D.C.’s Newest Giant

By Carla Peay
Updated: June 23, 2008

WASHINGTON — Ona blistering hot Sunday afternoon at Nationals Park, more than 100 friends and family members of San Francisco Giant shortstop Emmanuel Burriss didn’t seem to mind the heat or humidity.

Clad in specially made white tee-shirts reading “Emmanuel Burriss: D.C.’s Giant”, the Burriss cheering section got exactly what they were hoping for on Sunday, June 8 when Emmanuel got the start. During the four-game series with the Nationals, Burriss went 2-for-5, stole a base, and scored three runs.

“It’s meant a lot to be home, to have them see that their support really paid off. To be able to get a start and show everybody that not only am I on the team, but I’m here starting in a major league game in D.C. means a lot,” Burriss said.

A product of Wilson High School in the District, Burriss pursued baseball, at a time when most other young Black athletes were being drawn toward football and basketball, especially those growing up in urban areas.

“In the inner city, there are a lot more facilities for football and basketball, but my family is a big baseball family, and that’s a big reason why I stuck with baseball. It was always around. It was rare to see baseball being watched in inner city houses, but it was always on TV in mine,” Burriss said.

Despite playing on fields that were mediocre to poor, Burriss worked on his game by becoming a switch hitter, and worked to improve his speed.Although his talent for the game was clear from a very early age, the scouts did not come calling.

“It was real hard growing up, because you always have that positive thinking, that you are one of the best. I always felt I was good enough to play at the highest level, and when the scouts weren’t coming, that’s when I went to college. I went all out, and took my work ethic up even higher, and it gave me a lot of motivation,” Burriss said.

Burriss attended Kent State, a Division I school in Ohio, where his athletic gifts caught the eyes of both the basketball and the football coach, but Burriss remained loyal to baseball. After three years, Burriss became the 33rd overall pick in the 2006 MLB supplemental draft, going to the San Francisco Giants.

Even at the age of 23, Burriss’ attitude toward the game is one of a seasoned veteran. “Baseball is a game of failure.

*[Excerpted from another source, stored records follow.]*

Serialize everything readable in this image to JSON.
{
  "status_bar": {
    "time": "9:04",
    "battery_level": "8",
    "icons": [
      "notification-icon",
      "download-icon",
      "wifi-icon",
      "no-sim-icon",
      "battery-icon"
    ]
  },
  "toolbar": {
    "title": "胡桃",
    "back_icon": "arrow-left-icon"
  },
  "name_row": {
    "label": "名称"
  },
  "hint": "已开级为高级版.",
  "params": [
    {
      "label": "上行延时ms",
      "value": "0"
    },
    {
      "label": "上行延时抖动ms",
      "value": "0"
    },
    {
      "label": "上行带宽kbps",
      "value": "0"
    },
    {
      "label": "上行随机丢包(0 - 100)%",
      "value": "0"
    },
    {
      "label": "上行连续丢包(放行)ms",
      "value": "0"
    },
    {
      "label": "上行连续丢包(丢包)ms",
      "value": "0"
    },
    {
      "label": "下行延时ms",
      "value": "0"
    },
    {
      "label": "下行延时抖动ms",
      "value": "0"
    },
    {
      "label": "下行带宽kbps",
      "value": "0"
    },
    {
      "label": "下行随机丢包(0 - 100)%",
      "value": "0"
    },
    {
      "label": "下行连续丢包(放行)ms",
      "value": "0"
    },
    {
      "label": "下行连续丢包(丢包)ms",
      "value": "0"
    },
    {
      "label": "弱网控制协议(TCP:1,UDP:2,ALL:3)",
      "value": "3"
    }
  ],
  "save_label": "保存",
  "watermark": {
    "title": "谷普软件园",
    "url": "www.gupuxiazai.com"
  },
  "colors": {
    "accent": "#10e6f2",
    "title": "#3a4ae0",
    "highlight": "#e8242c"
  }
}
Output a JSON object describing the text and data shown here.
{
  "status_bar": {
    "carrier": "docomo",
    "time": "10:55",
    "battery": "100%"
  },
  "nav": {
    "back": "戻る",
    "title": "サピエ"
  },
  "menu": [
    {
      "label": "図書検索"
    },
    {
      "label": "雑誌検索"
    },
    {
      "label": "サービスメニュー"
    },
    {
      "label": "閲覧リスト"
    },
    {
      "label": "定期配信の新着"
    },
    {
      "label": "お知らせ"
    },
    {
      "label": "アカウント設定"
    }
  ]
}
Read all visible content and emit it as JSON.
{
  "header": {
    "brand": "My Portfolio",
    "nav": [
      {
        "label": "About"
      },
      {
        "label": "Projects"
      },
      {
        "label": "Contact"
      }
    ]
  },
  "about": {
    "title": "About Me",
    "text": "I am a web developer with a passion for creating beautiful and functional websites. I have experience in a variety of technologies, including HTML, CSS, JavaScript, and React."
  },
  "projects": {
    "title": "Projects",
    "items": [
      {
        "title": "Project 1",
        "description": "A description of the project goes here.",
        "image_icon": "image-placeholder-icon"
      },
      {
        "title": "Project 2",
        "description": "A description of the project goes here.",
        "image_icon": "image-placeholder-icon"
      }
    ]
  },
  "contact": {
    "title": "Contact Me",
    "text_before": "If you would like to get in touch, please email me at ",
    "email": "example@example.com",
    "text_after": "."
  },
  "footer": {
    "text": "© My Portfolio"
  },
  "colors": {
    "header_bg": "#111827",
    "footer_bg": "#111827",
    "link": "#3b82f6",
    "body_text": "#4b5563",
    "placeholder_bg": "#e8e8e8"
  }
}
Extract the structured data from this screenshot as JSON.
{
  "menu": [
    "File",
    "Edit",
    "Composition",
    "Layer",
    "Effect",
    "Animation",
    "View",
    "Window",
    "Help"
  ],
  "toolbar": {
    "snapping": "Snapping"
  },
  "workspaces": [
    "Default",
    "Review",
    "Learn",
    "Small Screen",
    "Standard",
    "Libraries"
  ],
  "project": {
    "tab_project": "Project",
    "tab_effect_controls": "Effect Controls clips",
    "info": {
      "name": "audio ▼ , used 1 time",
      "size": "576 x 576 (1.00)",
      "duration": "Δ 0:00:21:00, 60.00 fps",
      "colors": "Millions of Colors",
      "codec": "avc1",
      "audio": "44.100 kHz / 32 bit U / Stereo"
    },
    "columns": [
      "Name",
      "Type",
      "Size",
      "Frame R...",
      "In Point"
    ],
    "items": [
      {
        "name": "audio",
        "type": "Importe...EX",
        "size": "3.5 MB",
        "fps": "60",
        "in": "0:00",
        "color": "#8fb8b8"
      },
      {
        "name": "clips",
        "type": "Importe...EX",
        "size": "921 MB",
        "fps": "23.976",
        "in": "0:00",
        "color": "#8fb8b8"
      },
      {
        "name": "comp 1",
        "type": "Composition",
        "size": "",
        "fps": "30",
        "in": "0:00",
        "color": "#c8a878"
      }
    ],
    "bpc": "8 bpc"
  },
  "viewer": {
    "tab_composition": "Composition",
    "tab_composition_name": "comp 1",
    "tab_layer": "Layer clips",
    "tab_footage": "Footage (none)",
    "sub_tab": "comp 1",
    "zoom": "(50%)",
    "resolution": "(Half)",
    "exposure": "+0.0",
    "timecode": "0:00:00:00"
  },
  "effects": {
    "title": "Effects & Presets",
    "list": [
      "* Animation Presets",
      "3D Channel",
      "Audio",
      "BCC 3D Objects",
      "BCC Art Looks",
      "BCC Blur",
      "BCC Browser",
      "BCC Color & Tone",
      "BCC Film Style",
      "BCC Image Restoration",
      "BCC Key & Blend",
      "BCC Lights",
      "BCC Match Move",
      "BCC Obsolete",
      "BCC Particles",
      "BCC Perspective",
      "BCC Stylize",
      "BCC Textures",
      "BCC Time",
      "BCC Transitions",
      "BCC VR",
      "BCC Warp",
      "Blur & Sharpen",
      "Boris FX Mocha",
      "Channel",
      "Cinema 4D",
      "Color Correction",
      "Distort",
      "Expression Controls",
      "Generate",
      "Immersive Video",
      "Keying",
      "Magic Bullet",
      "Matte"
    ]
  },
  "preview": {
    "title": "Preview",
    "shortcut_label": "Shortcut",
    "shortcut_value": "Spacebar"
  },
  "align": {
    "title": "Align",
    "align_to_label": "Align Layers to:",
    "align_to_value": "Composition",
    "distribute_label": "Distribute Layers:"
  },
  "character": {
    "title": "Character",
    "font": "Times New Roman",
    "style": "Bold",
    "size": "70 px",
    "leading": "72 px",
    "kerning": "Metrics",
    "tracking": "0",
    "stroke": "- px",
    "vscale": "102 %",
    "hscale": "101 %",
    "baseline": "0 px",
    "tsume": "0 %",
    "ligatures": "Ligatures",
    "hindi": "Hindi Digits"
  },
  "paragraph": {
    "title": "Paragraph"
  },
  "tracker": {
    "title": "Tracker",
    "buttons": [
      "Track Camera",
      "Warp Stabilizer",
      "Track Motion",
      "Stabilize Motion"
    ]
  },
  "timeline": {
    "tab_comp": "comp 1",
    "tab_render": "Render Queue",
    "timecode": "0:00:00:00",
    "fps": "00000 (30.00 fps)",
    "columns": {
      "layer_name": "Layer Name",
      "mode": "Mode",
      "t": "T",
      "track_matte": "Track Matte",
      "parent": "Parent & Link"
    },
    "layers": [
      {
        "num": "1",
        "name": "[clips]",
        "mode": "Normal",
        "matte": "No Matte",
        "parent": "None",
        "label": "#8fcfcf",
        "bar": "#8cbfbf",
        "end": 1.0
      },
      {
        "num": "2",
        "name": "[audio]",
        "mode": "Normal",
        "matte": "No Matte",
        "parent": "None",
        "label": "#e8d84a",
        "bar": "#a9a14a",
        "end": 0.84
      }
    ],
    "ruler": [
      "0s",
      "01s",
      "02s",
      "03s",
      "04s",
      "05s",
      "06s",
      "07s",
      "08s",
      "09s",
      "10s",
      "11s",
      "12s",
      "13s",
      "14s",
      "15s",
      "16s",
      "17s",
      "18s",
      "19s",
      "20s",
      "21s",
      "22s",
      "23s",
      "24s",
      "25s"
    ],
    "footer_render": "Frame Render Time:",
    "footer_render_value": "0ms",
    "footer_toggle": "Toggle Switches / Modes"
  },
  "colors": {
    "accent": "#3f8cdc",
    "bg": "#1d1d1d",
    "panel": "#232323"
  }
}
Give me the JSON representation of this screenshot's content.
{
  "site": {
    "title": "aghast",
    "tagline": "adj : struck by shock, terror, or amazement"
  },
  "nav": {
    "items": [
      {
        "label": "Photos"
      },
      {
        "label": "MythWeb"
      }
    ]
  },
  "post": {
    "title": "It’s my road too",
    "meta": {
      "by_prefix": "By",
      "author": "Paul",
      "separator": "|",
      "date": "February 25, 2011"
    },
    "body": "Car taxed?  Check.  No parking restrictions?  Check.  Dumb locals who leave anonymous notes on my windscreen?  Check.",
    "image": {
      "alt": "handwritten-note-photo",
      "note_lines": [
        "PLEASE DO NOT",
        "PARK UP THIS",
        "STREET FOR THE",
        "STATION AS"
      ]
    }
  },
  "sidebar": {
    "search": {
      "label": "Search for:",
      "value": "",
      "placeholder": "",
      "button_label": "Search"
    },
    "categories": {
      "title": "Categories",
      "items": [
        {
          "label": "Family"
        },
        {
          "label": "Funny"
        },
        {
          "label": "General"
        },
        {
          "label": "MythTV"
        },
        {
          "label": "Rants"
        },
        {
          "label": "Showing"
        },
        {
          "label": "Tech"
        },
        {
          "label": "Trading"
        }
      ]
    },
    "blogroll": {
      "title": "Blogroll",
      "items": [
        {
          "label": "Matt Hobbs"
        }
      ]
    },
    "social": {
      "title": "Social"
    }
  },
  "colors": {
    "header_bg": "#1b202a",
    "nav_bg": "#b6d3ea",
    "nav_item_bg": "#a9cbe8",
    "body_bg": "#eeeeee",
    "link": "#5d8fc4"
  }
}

It’s going to take a lot mentally. This game will keep you modest and it will keep you humble,” Burriss said.

Burriss’ arrival in town prompted a media storm, and the Burriss family has been besieged by interview requests and well wishers.

“My family and I have truly been honored by Washington D.C. Friends and family and people we don’t even know have been calling. They are truly happy for Emmanuel,” said Allen Burriss, Emmanuel’s father, who played baseball in high school and helped instill his son’s love for the sport.

“I saw his skills and agility in the sport of baseball when he was about eight years old, and thought ‘we’ve got something here’. By the time he was twelve, my wife and I saw he had potential, and we decided to invest in that,” Allen Burriss said.

It has been 38 years since a player born and raised in the District has made it to the major leagues, and Burriss’ success did not go unnoticed by baseball executives in the District.

“I’m so excited that this young man is from D.C. His presence here at Nationals Park does wonders for other kids out there,” said Alfonso Maldon, one of the Nationals’ minority partners, and president of the Nationals’ Dream Foundation, which promotes programs to help inner city youth discover and participate in baseball.

“He [Burriss] is already a role model. If he made it, it gives other young kids from this area hope that they can make it as well,” Maldon said.

With African American participation in Major League Baseball at an all time low of around 8.2 percent, Burriss story of hard work and perseverance in a sport that is losing Black athletes by leaps and bounds may serve as a source of inspiration.

“His making a major league team will mean something if he gets the chance to play everyday and makes an impact, like Maury Wills did. As long as he plays good defense and continues to hit, he will get his chance,” said Bill Ladson, the MLB.com beat writer for the Nationals, who has covered the team since 2003 when they were still the Montreal Expos, and is African American.

Wills broke into the majors in 1959. Also a shortstop, Wills played for Cardozo high school and was an integral part of the Los Angeles Dodgers championship teams in the 1960’s.

He was a five time All-Star who was known for his speed and his gift for stealing bases. Burriss is also a prolific base stealer and led the Giants organization with 68 steals last season. Burriss calls it “an incredible honor” to be mentioned with Wills.

“I want to be a role model for kids, and I want kids to understand that you dream can true, and even if they don’t, there’s no harm in going after them,” Burriss said. “Even off the baseball field, I want to show kids the example of being a good person.”